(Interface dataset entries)
========================

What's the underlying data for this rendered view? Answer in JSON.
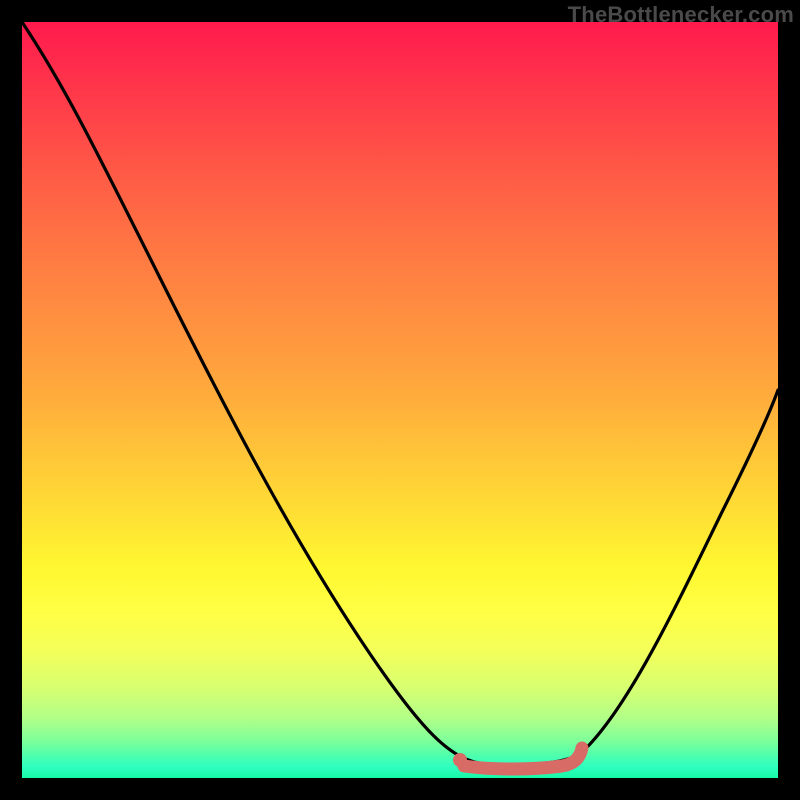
{
  "attribution": "TheBottlenecker.com",
  "colors": {
    "background": "#000000",
    "gradient_top": "#ff1a4d",
    "gradient_bottom": "#18f8a8",
    "curve_stroke": "#000000",
    "marker_fill": "#d96b66"
  },
  "chart_data": {
    "type": "line",
    "title": "",
    "xlabel": "",
    "ylabel": "",
    "xlim": [
      0,
      1
    ],
    "ylim": [
      0,
      1
    ],
    "x": [
      0.0,
      0.04,
      0.1,
      0.16,
      0.22,
      0.28,
      0.34,
      0.4,
      0.46,
      0.5,
      0.54,
      0.58,
      0.62,
      0.66,
      0.7,
      0.73,
      0.78,
      0.84,
      0.9,
      0.96,
      1.0
    ],
    "values": [
      1.0,
      0.92,
      0.8,
      0.67,
      0.55,
      0.43,
      0.31,
      0.21,
      0.13,
      0.08,
      0.045,
      0.025,
      0.012,
      0.006,
      0.004,
      0.006,
      0.03,
      0.1,
      0.22,
      0.36,
      0.46
    ],
    "annotations": [
      {
        "type": "marker_segment",
        "x_start": 0.58,
        "x_end": 0.73,
        "y_approx": 0.01
      }
    ]
  }
}
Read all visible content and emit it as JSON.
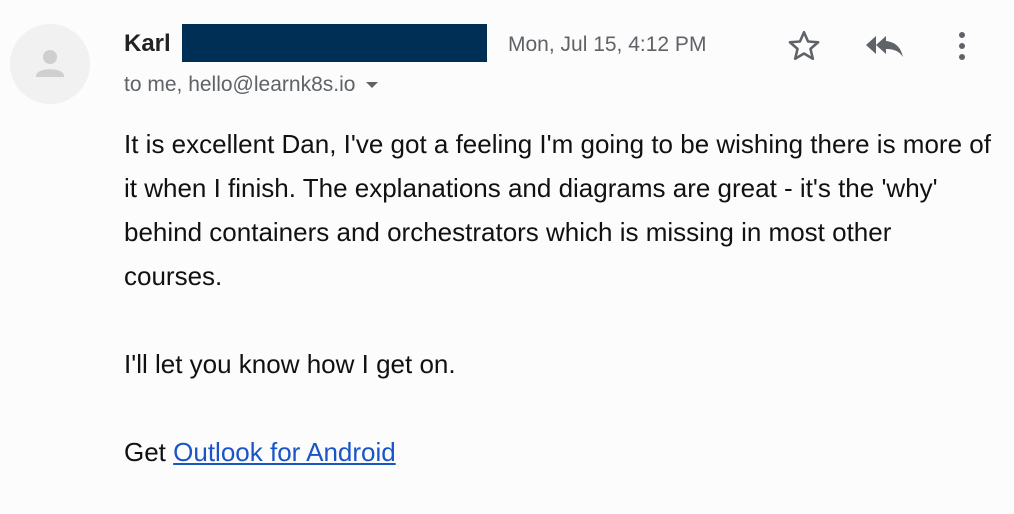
{
  "header": {
    "sender_name": "Karl",
    "date": "Mon, Jul 15, 4:12 PM",
    "recipients": "to me, hello@learnk8s.io"
  },
  "icons": {
    "avatar": "person-icon",
    "star": "star-icon",
    "reply": "reply-all-icon",
    "more": "more-vert-icon",
    "caret": "caret-down-icon"
  },
  "colors": {
    "redaction": "#002f55",
    "link": "#1a55c8",
    "muted_text": "#5f6368"
  },
  "body": {
    "paragraph_1": "It is excellent Dan, I've got a feeling I'm going to be wishing there is more of it when I finish. The explanations and diagrams are great - it's the 'why' behind containers and orchestrators which is missing in most other courses.",
    "paragraph_2": "I'll let you know how I get on.",
    "signature_prefix": "Get ",
    "signature_link": "Outlook for Android"
  }
}
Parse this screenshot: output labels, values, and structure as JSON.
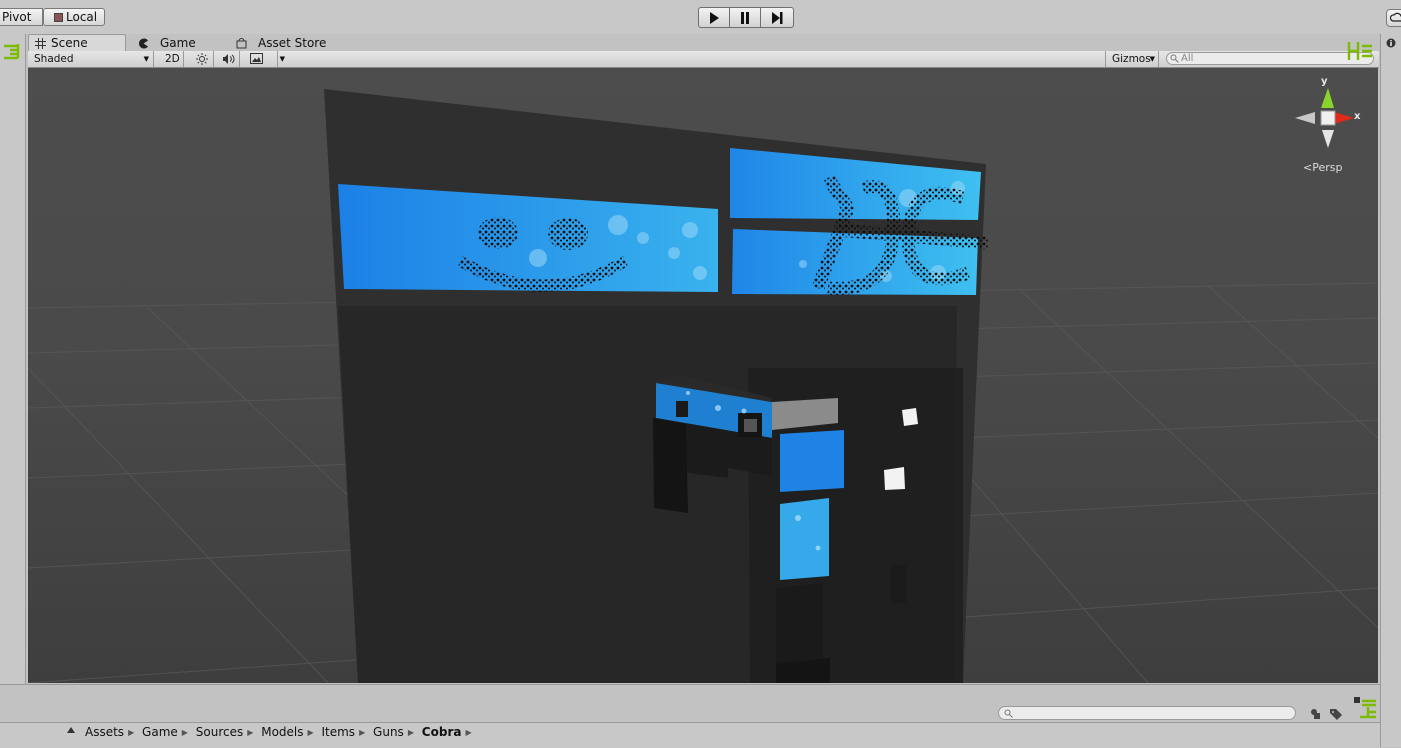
{
  "toolbar": {
    "pivot_label": "Pivot",
    "local_label": "Local",
    "play_icon": "play-icon",
    "pause_icon": "pause-icon",
    "step_icon": "step-icon"
  },
  "tabs": [
    {
      "label": "Scene",
      "icon": "grid-icon",
      "active": true
    },
    {
      "label": "Game",
      "icon": "pacman-icon",
      "active": false
    },
    {
      "label": "Asset Store",
      "icon": "store-icon",
      "active": false
    }
  ],
  "scene_toolbar": {
    "render_mode": "Shaded",
    "toggle_2d": "2D",
    "gizmos": "Gizmos",
    "search_placeholder": "All"
  },
  "orientation_gizmo": {
    "y_label": "y",
    "x_label": "x",
    "projection": "Persp"
  },
  "breadcrumb": [
    "Assets",
    "Game",
    "Sources",
    "Models",
    "Items",
    "Guns",
    "Cobra"
  ],
  "colors": {
    "accent_green": "#7dbb00",
    "screen_blue": "#1f87e8",
    "viewport_bg": "#474747",
    "gizmo_red": "#e0291b",
    "gizmo_green": "#8ad52b"
  }
}
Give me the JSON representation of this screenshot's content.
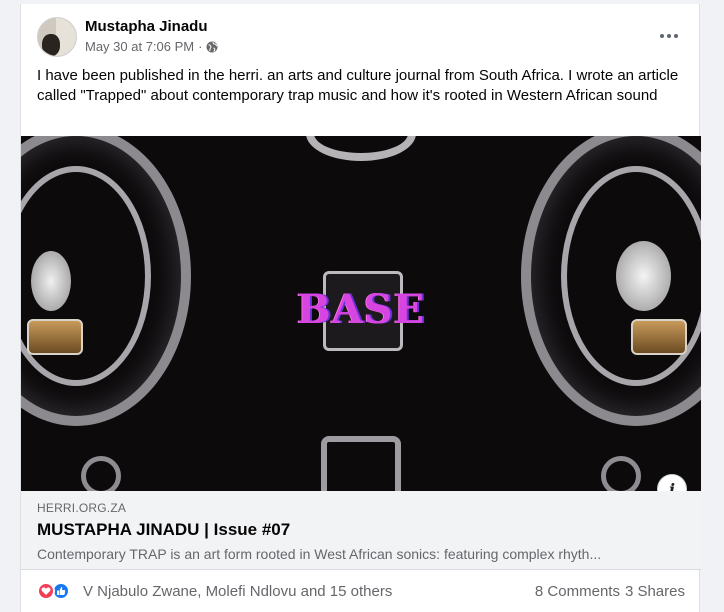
{
  "post": {
    "author": "Mustapha Jinadu",
    "timestamp": "May 30 at 7:06 PM",
    "separator": "·",
    "privacy_icon": "globe-icon",
    "text": "I have been published in the herri. an arts and culture journal from South Africa. I wrote an article called \"Trapped\" about contemporary trap music and how it's rooted in Western African sound"
  },
  "link": {
    "image_text": "BASE",
    "domain": "HERRI.ORG.ZA",
    "title": "MUSTAPHA JINADU | Issue #07",
    "description": "Contemporary TRAP is an art form rooted in West African sonics: featuring complex rhyth..."
  },
  "reactions": {
    "icons": [
      "love-icon",
      "like-icon"
    ],
    "reactors": "V Njabulo Zwane, Molefi Ndlovu and 15 others",
    "comments": "8 Comments",
    "shares": "3 Shares"
  },
  "colors": {
    "accent": "#1877f2",
    "love": "#f33e58",
    "base_text": "#d645e0"
  }
}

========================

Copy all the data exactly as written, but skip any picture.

- TASK SOLUTION
What's the underlying data for this rendered view? Answer in JSON.
{
  "attribution": "TheBottlenecker.com",
  "colors": {
    "background": "#000000",
    "gradient_top": "#ff1a4d",
    "gradient_bottom": "#18f8a8",
    "curve_stroke": "#000000",
    "marker_fill": "#d96b66"
  },
  "chart_data": {
    "type": "line",
    "title": "",
    "xlabel": "",
    "ylabel": "",
    "xlim": [
      0,
      1
    ],
    "ylim": [
      0,
      1
    ],
    "x": [
      0.0,
      0.04,
      0.1,
      0.16,
      0.22,
      0.28,
      0.34,
      0.4,
      0.46,
      0.5,
      0.54,
      0.58,
      0.62,
      0.66,
      0.7,
      0.73,
      0.78,
      0.84,
      0.9,
      0.96,
      1.0
    ],
    "values": [
      1.0,
      0.92,
      0.8,
      0.67,
      0.55,
      0.43,
      0.31,
      0.21,
      0.13,
      0.08,
      0.045,
      0.025,
      0.012,
      0.006,
      0.004,
      0.006,
      0.03,
      0.1,
      0.22,
      0.36,
      0.46
    ],
    "annotations": [
      {
        "type": "marker_segment",
        "x_start": 0.58,
        "x_end": 0.73,
        "y_approx": 0.01
      }
    ]
  }
}
Read all visible content and emit it as JSON.
{
  "header": {
    "sender_name": "Karl",
    "date": "Mon, Jul 15, 4:12 PM",
    "recipients": "to me, hello@learnk8s.io"
  },
  "icons": {
    "avatar": "person-icon",
    "star": "star-icon",
    "reply": "reply-all-icon",
    "more": "more-vert-icon",
    "caret": "caret-down-icon"
  },
  "colors": {
    "redaction": "#002f55",
    "link": "#1a55c8",
    "muted_text": "#5f6368"
  },
  "body": {
    "paragraph_1": "It is excellent Dan, I've got a feeling I'm going to be wishing there is more of it when I finish. The explanations and diagrams are great - it's the 'why' behind containers and orchestrators which is missing in most other courses.",
    "paragraph_2": "I'll let you know how I get on.",
    "signature_prefix": "Get ",
    "signature_link": "Outlook for Android"
  }
}
Parse this screenshot: output labels, values, and structure as JSON.
{
  "toolbar": {
    "pivot_label": "Pivot",
    "local_label": "Local",
    "play_icon": "play-icon",
    "pause_icon": "pause-icon",
    "step_icon": "step-icon"
  },
  "tabs": [
    {
      "label": "Scene",
      "icon": "grid-icon",
      "active": true
    },
    {
      "label": "Game",
      "icon": "pacman-icon",
      "active": false
    },
    {
      "label": "Asset Store",
      "icon": "store-icon",
      "active": false
    }
  ],
  "scene_toolbar": {
    "render_mode": "Shaded",
    "toggle_2d": "2D",
    "gizmos": "Gizmos",
    "search_placeholder": "All"
  },
  "orientation_gizmo": {
    "y_label": "y",
    "x_label": "x",
    "projection": "Persp"
  },
  "breadcrumb": [
    "Assets",
    "Game",
    "Sources",
    "Models",
    "Items",
    "Guns",
    "Cobra"
  ],
  "colors": {
    "accent_green": "#7dbb00",
    "screen_blue": "#1f87e8",
    "viewport_bg": "#474747",
    "gizmo_red": "#e0291b",
    "gizmo_green": "#8ad52b"
  }
}
Give me the JSON representation of this screenshot's content.
{
  "post": {
    "author": "Mustapha Jinadu",
    "timestamp": "May 30 at 7:06 PM",
    "separator": "·",
    "privacy_icon": "globe-icon",
    "text": "I have been published in the herri. an arts and culture journal from South Africa. I wrote an article called \"Trapped\" about contemporary trap music and how it's rooted in Western African sound"
  },
  "link": {
    "image_text": "BASE",
    "domain": "HERRI.ORG.ZA",
    "title": "MUSTAPHA JINADU | Issue #07",
    "description": "Contemporary TRAP is an art form rooted in West African sonics: featuring complex rhyth..."
  },
  "reactions": {
    "icons": [
      "love-icon",
      "like-icon"
    ],
    "reactors": "V Njabulo Zwane, Molefi Ndlovu and 15 others",
    "comments": "8 Comments",
    "shares": "3 Shares"
  },
  "colors": {
    "accent": "#1877f2",
    "love": "#f33e58",
    "base_text": "#d645e0"
  }
}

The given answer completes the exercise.